WWW Wednesday (March 6th)

To play along just answer the following three (3) questions...

*What are you currently reading?
*What did you recently finish reading?
*What do you think you’ll read next?

Leave a link to your post (or the answers themselves if you do not have a blog) in the comments of Should Be Reading.

What are you currently reading?

Holmes on the Range by Steve Hockensmith
I just started this so I don’t have much to say about it yet.

What did you recently finish reading?

Death in the Long Grass by Peter Capstick
Death is right.  Everyone is getting chewed on, gored, and smashed to paste. 

What do you think you’ll read next?
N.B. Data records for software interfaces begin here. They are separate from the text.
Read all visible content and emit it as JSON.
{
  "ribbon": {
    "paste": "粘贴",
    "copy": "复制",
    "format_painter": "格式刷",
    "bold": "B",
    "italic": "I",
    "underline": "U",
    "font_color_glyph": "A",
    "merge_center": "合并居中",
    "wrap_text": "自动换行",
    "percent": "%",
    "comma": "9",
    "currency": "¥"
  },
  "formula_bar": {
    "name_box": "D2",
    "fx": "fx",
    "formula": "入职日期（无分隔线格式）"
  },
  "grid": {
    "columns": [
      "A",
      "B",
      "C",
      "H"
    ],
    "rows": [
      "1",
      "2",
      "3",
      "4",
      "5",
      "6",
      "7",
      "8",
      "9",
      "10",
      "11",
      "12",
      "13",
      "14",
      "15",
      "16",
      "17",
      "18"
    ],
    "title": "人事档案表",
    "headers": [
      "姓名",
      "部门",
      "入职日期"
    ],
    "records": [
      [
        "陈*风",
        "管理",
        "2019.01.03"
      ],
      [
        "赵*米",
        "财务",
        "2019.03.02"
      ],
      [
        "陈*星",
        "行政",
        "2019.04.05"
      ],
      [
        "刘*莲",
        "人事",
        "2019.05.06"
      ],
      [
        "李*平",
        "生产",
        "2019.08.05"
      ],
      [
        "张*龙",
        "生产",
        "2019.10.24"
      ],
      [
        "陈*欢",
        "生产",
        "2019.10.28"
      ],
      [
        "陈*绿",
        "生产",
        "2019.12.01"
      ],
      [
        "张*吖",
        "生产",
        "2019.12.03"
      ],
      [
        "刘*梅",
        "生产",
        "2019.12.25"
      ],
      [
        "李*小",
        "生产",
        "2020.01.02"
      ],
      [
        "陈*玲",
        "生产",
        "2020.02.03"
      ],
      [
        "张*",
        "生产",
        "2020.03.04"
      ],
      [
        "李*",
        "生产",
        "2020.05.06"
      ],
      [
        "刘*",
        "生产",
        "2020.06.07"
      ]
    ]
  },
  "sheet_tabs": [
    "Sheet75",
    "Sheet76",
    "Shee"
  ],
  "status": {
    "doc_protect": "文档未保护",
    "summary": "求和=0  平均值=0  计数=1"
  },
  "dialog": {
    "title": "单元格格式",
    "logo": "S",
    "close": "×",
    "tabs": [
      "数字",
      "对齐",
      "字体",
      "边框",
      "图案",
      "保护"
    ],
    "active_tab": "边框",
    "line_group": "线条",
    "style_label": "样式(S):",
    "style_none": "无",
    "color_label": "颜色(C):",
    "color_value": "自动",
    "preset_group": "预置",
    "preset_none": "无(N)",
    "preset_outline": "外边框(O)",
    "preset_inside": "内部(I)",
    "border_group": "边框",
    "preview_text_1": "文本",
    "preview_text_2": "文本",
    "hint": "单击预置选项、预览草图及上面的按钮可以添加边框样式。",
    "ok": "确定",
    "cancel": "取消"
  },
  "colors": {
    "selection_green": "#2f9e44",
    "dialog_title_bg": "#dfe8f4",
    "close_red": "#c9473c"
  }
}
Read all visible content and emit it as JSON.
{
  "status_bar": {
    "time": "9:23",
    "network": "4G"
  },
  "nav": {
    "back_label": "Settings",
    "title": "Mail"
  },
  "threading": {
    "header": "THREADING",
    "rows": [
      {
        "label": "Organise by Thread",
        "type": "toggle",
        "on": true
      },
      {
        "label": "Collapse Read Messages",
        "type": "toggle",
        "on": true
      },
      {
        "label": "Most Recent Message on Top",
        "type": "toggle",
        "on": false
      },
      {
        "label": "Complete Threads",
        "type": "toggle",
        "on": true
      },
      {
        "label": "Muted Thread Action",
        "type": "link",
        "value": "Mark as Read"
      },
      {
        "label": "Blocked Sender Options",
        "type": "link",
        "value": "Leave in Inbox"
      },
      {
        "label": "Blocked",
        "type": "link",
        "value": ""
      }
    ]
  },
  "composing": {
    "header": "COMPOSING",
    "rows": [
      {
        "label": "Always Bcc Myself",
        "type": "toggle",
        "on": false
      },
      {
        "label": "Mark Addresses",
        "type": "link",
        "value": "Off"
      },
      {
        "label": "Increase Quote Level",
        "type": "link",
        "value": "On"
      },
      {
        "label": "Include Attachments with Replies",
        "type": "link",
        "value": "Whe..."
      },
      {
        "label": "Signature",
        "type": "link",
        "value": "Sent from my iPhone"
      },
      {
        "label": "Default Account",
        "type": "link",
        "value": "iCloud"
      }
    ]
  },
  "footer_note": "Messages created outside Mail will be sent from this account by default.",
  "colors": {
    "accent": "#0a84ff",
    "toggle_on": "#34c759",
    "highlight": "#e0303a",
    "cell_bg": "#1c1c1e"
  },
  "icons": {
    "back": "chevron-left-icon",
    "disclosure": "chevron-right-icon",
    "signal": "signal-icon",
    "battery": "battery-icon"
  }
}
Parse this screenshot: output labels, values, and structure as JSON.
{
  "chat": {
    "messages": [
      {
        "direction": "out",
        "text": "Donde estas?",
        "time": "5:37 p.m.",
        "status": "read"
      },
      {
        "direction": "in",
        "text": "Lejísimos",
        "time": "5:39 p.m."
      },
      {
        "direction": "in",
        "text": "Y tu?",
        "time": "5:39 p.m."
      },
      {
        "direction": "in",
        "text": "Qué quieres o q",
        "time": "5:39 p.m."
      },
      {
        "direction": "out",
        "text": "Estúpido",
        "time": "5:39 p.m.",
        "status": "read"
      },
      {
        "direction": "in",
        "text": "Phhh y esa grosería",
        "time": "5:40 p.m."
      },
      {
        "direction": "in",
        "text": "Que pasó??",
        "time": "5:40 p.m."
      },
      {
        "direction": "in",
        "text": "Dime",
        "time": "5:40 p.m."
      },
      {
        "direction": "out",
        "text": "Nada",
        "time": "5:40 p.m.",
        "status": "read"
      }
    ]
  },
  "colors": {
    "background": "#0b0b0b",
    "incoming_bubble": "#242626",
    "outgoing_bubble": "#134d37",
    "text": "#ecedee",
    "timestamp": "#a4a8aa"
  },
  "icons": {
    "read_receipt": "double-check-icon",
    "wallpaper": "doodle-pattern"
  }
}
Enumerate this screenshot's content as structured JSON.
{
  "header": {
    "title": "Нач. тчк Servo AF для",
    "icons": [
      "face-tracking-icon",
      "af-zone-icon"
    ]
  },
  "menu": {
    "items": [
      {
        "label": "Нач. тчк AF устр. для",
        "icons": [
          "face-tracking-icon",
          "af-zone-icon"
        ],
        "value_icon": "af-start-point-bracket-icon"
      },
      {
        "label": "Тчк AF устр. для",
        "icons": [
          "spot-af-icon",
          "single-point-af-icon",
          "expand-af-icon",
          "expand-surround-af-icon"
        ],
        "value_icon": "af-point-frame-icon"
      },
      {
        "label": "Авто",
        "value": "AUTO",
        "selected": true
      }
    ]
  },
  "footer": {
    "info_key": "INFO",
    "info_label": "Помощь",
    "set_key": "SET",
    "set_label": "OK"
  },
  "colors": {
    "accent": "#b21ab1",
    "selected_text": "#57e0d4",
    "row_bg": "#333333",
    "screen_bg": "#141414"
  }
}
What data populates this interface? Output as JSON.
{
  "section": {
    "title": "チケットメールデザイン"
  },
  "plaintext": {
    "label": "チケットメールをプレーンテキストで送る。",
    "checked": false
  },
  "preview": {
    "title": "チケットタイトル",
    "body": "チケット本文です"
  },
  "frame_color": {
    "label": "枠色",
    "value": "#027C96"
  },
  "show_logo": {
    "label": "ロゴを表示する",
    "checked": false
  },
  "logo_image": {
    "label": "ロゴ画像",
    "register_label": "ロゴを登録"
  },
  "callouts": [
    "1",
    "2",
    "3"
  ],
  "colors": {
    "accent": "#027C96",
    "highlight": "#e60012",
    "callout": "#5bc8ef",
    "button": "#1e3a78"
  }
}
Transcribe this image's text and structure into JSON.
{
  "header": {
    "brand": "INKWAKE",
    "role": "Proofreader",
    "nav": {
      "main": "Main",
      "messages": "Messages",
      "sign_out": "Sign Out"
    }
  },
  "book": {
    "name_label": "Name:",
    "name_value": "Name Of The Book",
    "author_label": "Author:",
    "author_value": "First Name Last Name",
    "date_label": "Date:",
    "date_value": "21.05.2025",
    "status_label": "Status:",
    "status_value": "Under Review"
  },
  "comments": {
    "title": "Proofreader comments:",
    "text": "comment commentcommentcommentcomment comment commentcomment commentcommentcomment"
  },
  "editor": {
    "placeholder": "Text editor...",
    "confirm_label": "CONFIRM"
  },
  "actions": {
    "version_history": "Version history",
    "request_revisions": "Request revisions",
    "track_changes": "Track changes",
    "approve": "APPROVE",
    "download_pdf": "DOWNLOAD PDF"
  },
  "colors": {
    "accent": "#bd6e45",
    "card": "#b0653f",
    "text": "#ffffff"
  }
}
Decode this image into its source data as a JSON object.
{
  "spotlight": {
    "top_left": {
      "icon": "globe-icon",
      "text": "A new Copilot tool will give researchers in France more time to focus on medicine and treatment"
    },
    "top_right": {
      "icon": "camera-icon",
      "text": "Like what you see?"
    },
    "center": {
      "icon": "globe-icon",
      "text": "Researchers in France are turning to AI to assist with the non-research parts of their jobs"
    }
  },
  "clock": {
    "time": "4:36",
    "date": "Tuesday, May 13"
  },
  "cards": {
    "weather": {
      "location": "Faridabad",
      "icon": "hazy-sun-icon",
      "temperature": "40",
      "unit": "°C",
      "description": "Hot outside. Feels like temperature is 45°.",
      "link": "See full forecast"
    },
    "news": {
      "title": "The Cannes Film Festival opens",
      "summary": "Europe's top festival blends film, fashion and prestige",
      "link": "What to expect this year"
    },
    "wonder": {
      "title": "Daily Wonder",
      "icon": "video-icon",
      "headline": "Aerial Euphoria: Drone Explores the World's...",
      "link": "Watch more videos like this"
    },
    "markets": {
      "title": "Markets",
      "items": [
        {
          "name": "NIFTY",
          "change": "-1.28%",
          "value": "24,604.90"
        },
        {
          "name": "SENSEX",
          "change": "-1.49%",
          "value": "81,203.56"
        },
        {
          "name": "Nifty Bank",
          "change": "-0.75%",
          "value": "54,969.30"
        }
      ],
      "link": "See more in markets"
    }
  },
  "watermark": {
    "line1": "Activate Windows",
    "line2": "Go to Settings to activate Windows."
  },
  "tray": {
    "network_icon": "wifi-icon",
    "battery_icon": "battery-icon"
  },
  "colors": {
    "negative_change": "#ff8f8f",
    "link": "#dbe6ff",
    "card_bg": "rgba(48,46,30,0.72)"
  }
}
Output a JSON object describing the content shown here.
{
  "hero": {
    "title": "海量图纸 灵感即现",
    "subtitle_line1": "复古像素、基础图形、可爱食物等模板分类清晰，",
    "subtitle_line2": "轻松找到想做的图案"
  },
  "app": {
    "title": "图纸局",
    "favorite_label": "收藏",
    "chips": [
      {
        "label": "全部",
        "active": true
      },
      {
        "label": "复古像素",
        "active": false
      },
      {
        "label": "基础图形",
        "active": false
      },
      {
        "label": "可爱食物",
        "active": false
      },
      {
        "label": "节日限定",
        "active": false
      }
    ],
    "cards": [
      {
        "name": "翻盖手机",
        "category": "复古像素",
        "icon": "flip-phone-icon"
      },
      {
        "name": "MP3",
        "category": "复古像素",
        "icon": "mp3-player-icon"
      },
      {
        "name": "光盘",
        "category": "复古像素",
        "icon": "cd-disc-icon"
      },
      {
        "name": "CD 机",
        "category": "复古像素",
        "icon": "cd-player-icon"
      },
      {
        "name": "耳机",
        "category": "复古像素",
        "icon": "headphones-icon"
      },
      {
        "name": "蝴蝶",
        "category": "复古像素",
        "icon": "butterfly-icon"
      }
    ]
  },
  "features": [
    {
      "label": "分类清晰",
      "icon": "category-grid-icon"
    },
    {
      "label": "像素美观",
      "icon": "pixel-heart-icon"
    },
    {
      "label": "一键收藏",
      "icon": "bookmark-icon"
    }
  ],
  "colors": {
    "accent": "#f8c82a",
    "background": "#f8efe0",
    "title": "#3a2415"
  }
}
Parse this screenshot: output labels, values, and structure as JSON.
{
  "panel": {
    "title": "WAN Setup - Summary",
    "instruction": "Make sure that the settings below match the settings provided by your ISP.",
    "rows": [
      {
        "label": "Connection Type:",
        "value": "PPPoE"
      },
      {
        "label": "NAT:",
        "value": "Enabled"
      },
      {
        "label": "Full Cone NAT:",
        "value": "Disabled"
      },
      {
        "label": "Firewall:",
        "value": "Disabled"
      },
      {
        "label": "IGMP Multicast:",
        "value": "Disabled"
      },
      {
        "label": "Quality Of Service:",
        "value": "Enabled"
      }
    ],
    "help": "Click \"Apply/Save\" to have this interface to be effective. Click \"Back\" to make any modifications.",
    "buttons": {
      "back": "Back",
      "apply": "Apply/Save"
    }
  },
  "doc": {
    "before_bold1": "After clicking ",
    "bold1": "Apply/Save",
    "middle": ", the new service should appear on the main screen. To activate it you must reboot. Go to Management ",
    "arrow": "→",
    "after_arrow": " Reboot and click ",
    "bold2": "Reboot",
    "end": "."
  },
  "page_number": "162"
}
Lavender-Green Magic by Andre Norton
I have had this on my shelf for a long time and since I have a color reading challenge going on I think it’s about time I got to it.

Tuesday, March 5, 2013

Teaser Tuesdays (March 5th)

Teaser Tuesdays is a weekly bookish meme, hosted by MizB of Should Be Reading. Anyone can play along! Just do the following:

• Grab your current read
• Open to a random page
• Share two (2) “teaser” sentences from somewhere on that page
• BE CAREFUL NOT TO INCLUDE SPOILERS! (Make sure that what you share doesn’t give too much away! You don’t want to ruin the book for others!)
• Share the title & author, too, so that other TT participants can add the book to their TBR Lists if they like your teasers!

I just barely kept myself from stomping across the room and herding Edward’s teeth from his face with my fist.  Not only did he have some sort of bet going as to my brother’s ignorance, he was kissing up to the old Englishman by cutting down Americans.

Holmes on the Range by Steve Hockensmith